■ WHAT IS BEING ASKED:
Every entry needs to be printed exactly, please.

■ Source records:
━━━━━━━━

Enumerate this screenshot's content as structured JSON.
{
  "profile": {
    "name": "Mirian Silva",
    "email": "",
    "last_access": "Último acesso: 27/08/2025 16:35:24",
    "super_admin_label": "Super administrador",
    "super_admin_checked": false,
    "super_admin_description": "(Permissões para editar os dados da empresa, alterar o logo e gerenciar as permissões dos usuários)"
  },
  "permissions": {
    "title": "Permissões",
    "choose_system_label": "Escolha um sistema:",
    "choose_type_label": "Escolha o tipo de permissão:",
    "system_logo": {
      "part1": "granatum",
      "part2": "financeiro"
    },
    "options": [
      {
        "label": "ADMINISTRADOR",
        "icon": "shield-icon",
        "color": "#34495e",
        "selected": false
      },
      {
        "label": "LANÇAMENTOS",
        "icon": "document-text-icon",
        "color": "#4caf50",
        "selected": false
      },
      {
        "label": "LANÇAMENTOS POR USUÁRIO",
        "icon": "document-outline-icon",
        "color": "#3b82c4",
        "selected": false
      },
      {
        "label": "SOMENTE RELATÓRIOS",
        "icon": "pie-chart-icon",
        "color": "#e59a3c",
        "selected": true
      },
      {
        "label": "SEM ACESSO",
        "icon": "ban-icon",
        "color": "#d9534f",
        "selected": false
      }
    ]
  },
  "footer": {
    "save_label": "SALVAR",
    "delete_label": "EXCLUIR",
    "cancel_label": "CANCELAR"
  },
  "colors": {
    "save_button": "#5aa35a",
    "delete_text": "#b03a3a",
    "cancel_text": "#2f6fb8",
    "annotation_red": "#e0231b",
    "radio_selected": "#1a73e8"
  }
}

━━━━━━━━

■ ANSWER:
Enumerate this screenshot's content as structured JSON.
{
  "profile": {
    "name": "Mirian Silva",
    "email": "",
    "last_access": "Último acesso: 27/08/2025 16:35:24",
    "super_admin_label": "Super administrador",
    "super_admin_checked": false,
    "super_admin_description": "(Permissões para editar os dados da empresa, alterar o logo e gerenciar as permissões dos usuários)"
  },
  "permissions": {
    "title": "Permissões",
    "choose_system_label": "Escolha um sistema:",
    "choose_type_label": "Escolha o tipo de permissão:",
    "system_logo": {
      "part1": "granatum",
      "part2": "financeiro"
    },
    "options": [
      {
        "label": "ADMINISTRADOR",
        "icon": "shield-icon",
        "color": "#34495e",
        "selected": false
      },
      {
        "label": "LANÇAMENTOS",
        "icon": "document-text-icon",
        "color": "#4caf50",
        "selected": false
      },
      {
        "label": "LANÇAMENTOS POR USUÁRIO",
        "icon": "document-outline-icon",
        "color": "#3b82c4",
        "selected": false
      },
      {
        "label": "SOMENTE RELATÓRIOS",
        "icon": "pie-chart-icon",
        "color": "#e59a3c",
        "selected": true
      },
      {
        "label": "SEM ACESSO",
        "icon": "ban-icon",
        "color": "#d9534f",
        "selected": false
      }
    ]
  },
  "footer": {
    "save_label": "SALVAR",
    "delete_label": "EXCLUIR",
    "cancel_label": "CANCELAR"
  },
  "colors": {
    "save_button": "#5aa35a",
    "delete_text": "#b03a3a",
    "cancel_text": "#2f6fb8",
    "annotation_red": "#e0231b",
    "radio_selected": "#1a73e8"
  }
}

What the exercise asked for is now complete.